“If Greece unilaterally changes the agreements, the other side is no longer obliged to stick to them,” he said in an advance extract of an interview due to be published in business daily Handelsblatt on Thursday.
“Then no more money will go to Greece and the state won’t be able to finance itself,” Schulz was quoted as saying.
He said the Greek government had no choice but to stick to its commitments to European partners, adding that it was only on this condition that they would be able to talk about whether to give Athens concessions.
Asked what those concessions could be, Schulz said there were alternatives to tough austerity measures, adding that neither he nor European Commission president Jean-Claude Juncker were fans of such policies.
“Everyone in the EU is prepared to make social relief possible for Greece but that can only happen on the basis of the agreements made up until now,” he said.
He also said that if Prime Minister Alexis Tsipras wanted to recover funds that Greeks had sent abroad during the financial crisis, the European Union would be prepared to help.
“If Tsipras asks, we’ll find ways and means to make it possible to give the treasury access to assets being held abroad in other European countries. That’s also true of accounts in countries with which the EU has tax agreements,” he said.
Greece’s new left-wing government wants to end the monitoring of reforms by the ‘troika’ of International Monetary Fund, the European Central Bank (ECB) and the European Commission.
Schulz said the new government needed to take on responsibility for reform and added: “If it does that, we don’t need the ‘troika’.”
He said it no longer made sense to send officials to Athens where they were perceived as “proconsuls”, adding that the Greek finance minister could simply talk directly with the European Commission and the Eurogroup of euro zone finance ministers.
In a separate interview with German regional newspaper Ruhr Nachrichten due to be published on Thursday, Schulz said it was necessary to help Greece and put it in a position to fulfil its commitments and serve its debts.
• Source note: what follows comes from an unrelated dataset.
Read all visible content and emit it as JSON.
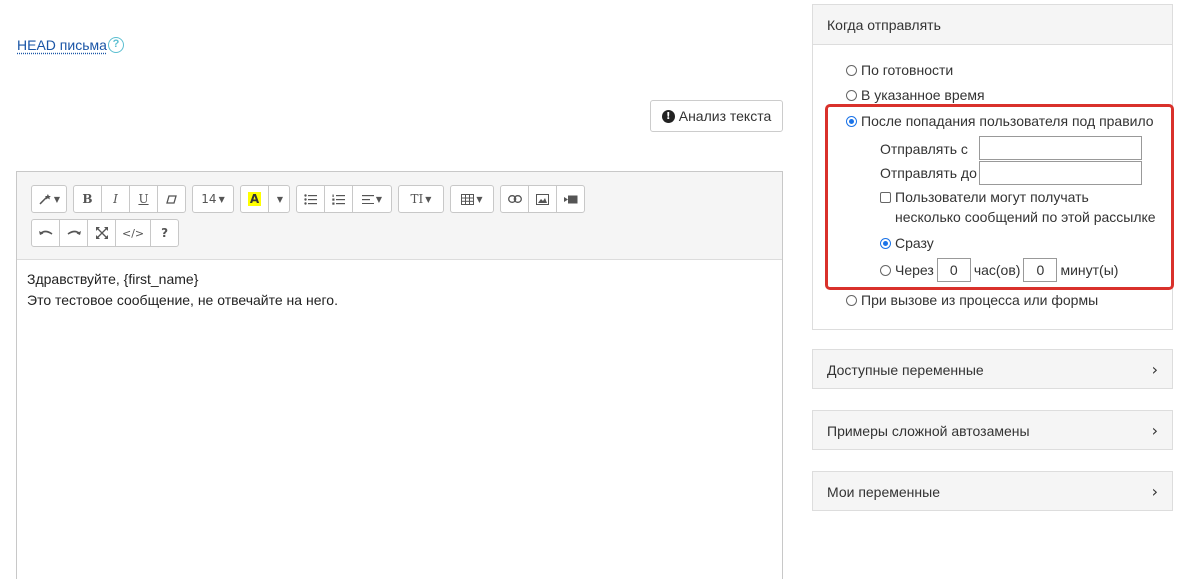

But he said budget austerity and cuts would not, on their own, put crisis-stricken countries back on their feet. Structural reforms and investment in sustainable growth were also necessary.
Reporting by Michelle Martin; Editing by Ruth Pitchford